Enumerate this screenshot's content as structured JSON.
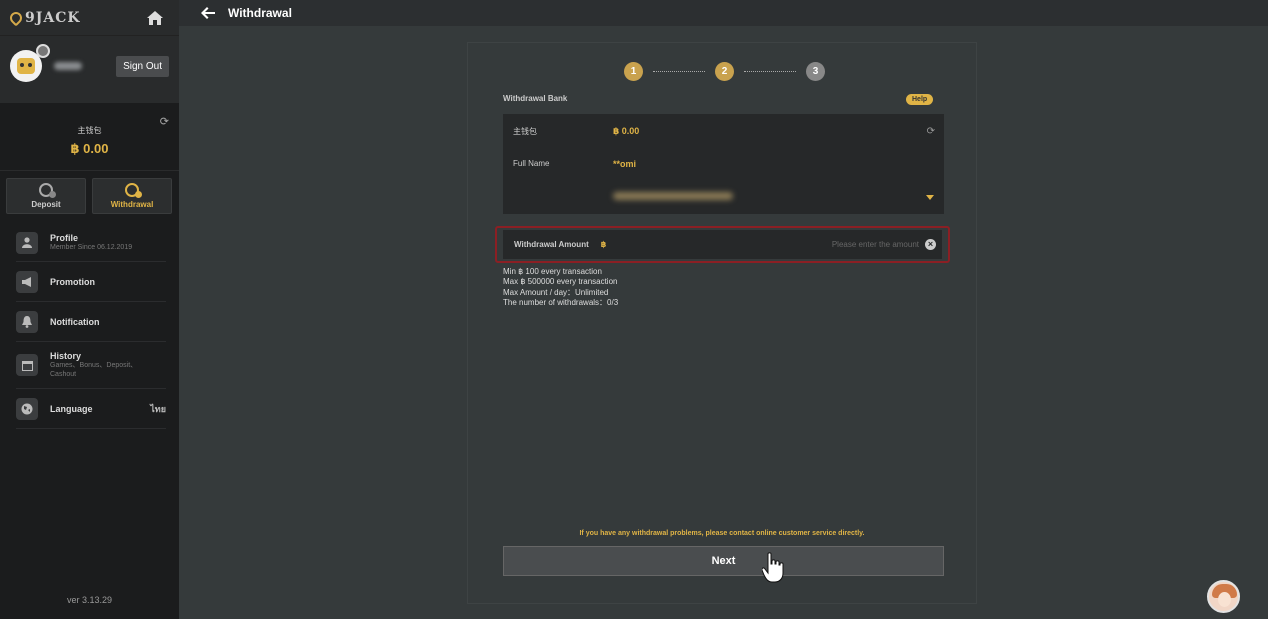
{
  "sidebar": {
    "logo_text": "9JACK",
    "sign_out_label": "Sign Out",
    "wallet": {
      "label": "主钱包",
      "amount": "฿ 0.00"
    },
    "actions": [
      {
        "label": "Deposit",
        "icon": "coin-deposit-icon"
      },
      {
        "label": "Withdrawal",
        "icon": "coin-withdrawal-icon"
      }
    ],
    "menu": [
      {
        "title": "Profile",
        "subtitle": "Member Since 06.12.2019",
        "icon": "user-icon"
      },
      {
        "title": "Promotion",
        "subtitle": "",
        "icon": "megaphone-icon"
      },
      {
        "title": "Notification",
        "subtitle": "",
        "icon": "bell-icon"
      },
      {
        "title": "History",
        "subtitle": "Games、Bonus、Deposit、Cashout",
        "icon": "calendar-icon"
      },
      {
        "title": "Language",
        "subtitle": "",
        "right": "ไทย",
        "icon": "globe-icon"
      }
    ],
    "version": "ver 3.13.29"
  },
  "header": {
    "title": "Withdrawal"
  },
  "steps": [
    "1",
    "2",
    "3"
  ],
  "form": {
    "bank_label": "Withdrawal Bank",
    "help_label": "Help",
    "wallet_label": "主钱包",
    "wallet_value": "฿ 0.00",
    "fullname_label": "Full Name",
    "fullname_value": "**omi",
    "amount_label": "Withdrawal Amount",
    "amount_currency": "฿",
    "amount_placeholder": "Please enter the amount",
    "rules": [
      "Min ฿ 100 every transaction",
      "Max ฿ 500000 every transaction",
      "Max Amount / day：Unlimited",
      "The number of withdrawals：0/3"
    ],
    "notice": "If you have any withdrawal problems, please contact online customer service directly.",
    "next_label": "Next"
  },
  "colors": {
    "accent": "#e0b446",
    "error_border": "#8b1f24",
    "background": "#353a3b",
    "sidebar": "#1b1c1d"
  }
}
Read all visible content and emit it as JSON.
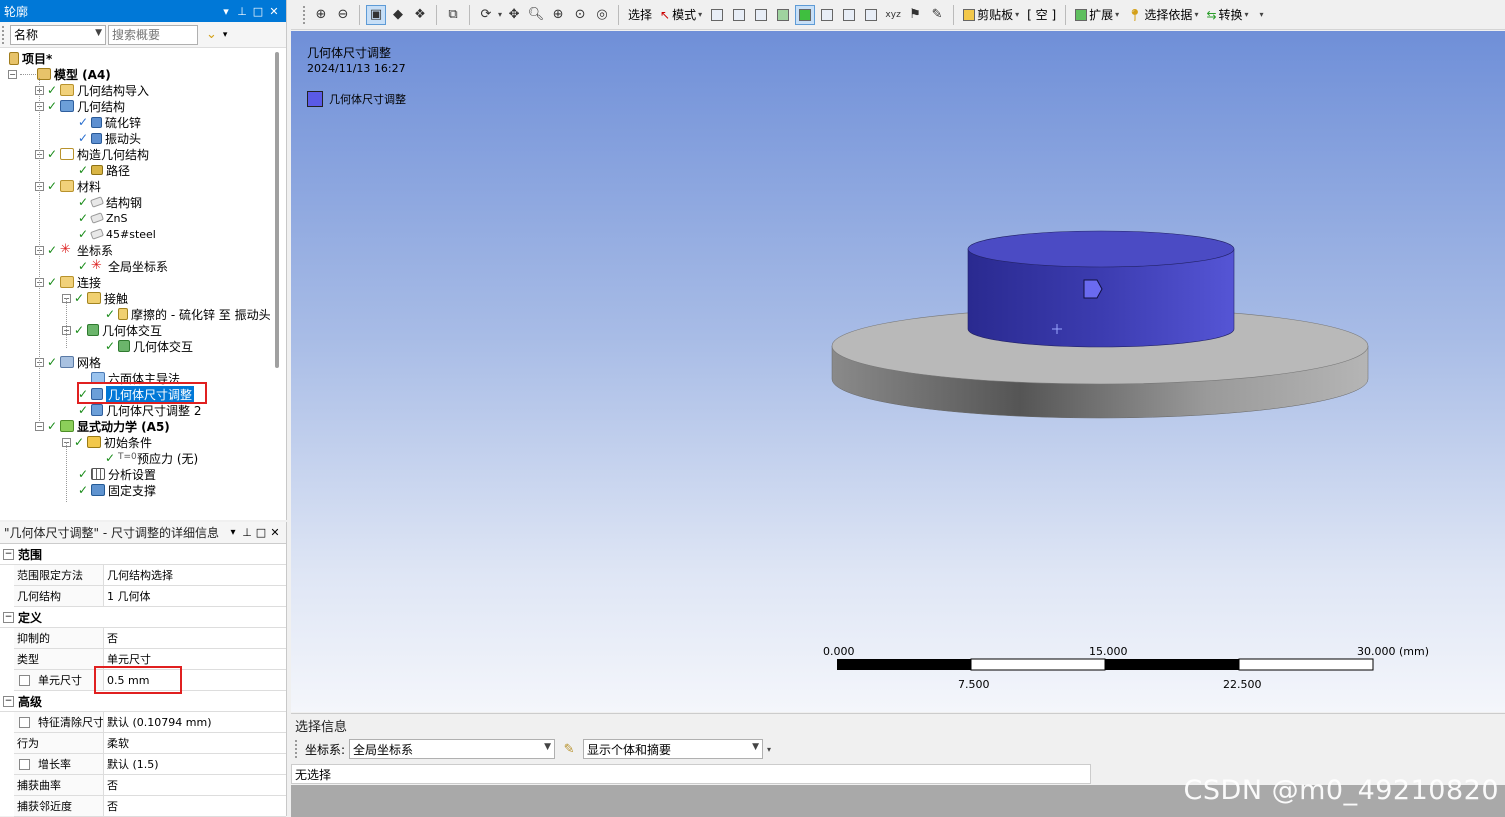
{
  "outline": {
    "title": "轮廓",
    "filter": {
      "column": "名称",
      "search_placeholder": "搜索概要"
    },
    "tree": [
      {
        "label": "项目*",
        "icon": "project-icon"
      },
      {
        "label": "模型 (A4)",
        "icon": "model-icon"
      },
      {
        "label": "几何结构导入",
        "icon": "geometry-import-icon"
      },
      {
        "label": "几何结构",
        "icon": "geometry-icon"
      },
      {
        "label": "硫化锌",
        "icon": "body-icon"
      },
      {
        "label": "振动头",
        "icon": "body-icon"
      },
      {
        "label": "构造几何结构",
        "icon": "construction-geometry-icon"
      },
      {
        "label": "路径",
        "icon": "path-icon"
      },
      {
        "label": "材料",
        "icon": "materials-icon"
      },
      {
        "label": "结构钢",
        "icon": "material-icon"
      },
      {
        "label": "ZnS",
        "icon": "material-icon"
      },
      {
        "label": "45#steel",
        "icon": "material-icon"
      },
      {
        "label": "坐标系",
        "icon": "coordinate-systems-icon"
      },
      {
        "label": "全局坐标系",
        "icon": "coordinate-system-icon"
      },
      {
        "label": "连接",
        "icon": "connections-icon"
      },
      {
        "label": "接触",
        "icon": "contacts-icon"
      },
      {
        "label": "摩擦的 - 硫化锌 至 振动头",
        "icon": "contact-region-icon"
      },
      {
        "label": "几何体交互",
        "icon": "body-interactions-icon"
      },
      {
        "label": "几何体交互",
        "icon": "body-interaction-icon"
      },
      {
        "label": "网格",
        "icon": "mesh-icon"
      },
      {
        "label": "六面体主导法",
        "icon": "hex-dominant-icon"
      },
      {
        "label": "几何体尺寸调整",
        "icon": "sizing-icon"
      },
      {
        "label": "几何体尺寸调整 2",
        "icon": "sizing-icon"
      },
      {
        "label": "显式动力学 (A5)",
        "icon": "explicit-dynamics-icon"
      },
      {
        "label": "初始条件",
        "icon": "initial-conditions-icon"
      },
      {
        "label": "预应力 (无)",
        "icon": "pre-stress-icon"
      },
      {
        "label": "分析设置",
        "icon": "analysis-settings-icon"
      },
      {
        "label": "固定支撑",
        "icon": "fixed-support-icon"
      }
    ]
  },
  "details": {
    "title": "\"几何体尺寸调整\" - 尺寸调整的详细信息",
    "sections": [
      {
        "name": "范围",
        "rows": [
          {
            "name": "范围限定方法",
            "value": "几何结构选择"
          },
          {
            "name": "几何结构",
            "value": "1 几何体"
          }
        ]
      },
      {
        "name": "定义",
        "rows": [
          {
            "name": "抑制的",
            "value": "否"
          },
          {
            "name": "类型",
            "value": "单元尺寸"
          },
          {
            "name": "单元尺寸",
            "value": "0.5 mm"
          }
        ]
      },
      {
        "name": "高级",
        "rows": [
          {
            "name": "特征清除尺寸",
            "value": "默认 (0.10794 mm)"
          },
          {
            "name": "行为",
            "value": "柔软"
          },
          {
            "name": "增长率",
            "value": "默认 (1.5)"
          },
          {
            "name": "捕获曲率",
            "value": "否"
          },
          {
            "name": "捕获邻近度",
            "value": "否"
          }
        ]
      }
    ]
  },
  "toolbar": {
    "select": "选择",
    "mode": "模式",
    "clipboard": "剪贴板",
    "empty": "[ 空 ]",
    "extend": "扩展",
    "select_by": "选择依据",
    "convert": "转换"
  },
  "viewport": {
    "title": "几何体尺寸调整",
    "date": "2024/11/13 16:27",
    "legend": "几何体尺寸调整",
    "scale": {
      "top": [
        "0.000",
        "15.000",
        "30.000 (mm)"
      ],
      "bottom": [
        "7.500",
        "22.500"
      ]
    }
  },
  "selection_info": {
    "title": "选择信息",
    "coord_label": "坐标系:",
    "coord_value": "全局坐标系",
    "display_value": "显示个体和摘要",
    "status": "无选择"
  },
  "watermark": "CSDN @m0_49210820",
  "colors": {
    "selection": "#0078d7",
    "highlight_box": "#e02020",
    "body_cylinder": "#4848c8",
    "base_disc": "#a0a0a0"
  }
}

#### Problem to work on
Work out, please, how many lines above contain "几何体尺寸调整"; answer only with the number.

#### Result of the exercise
5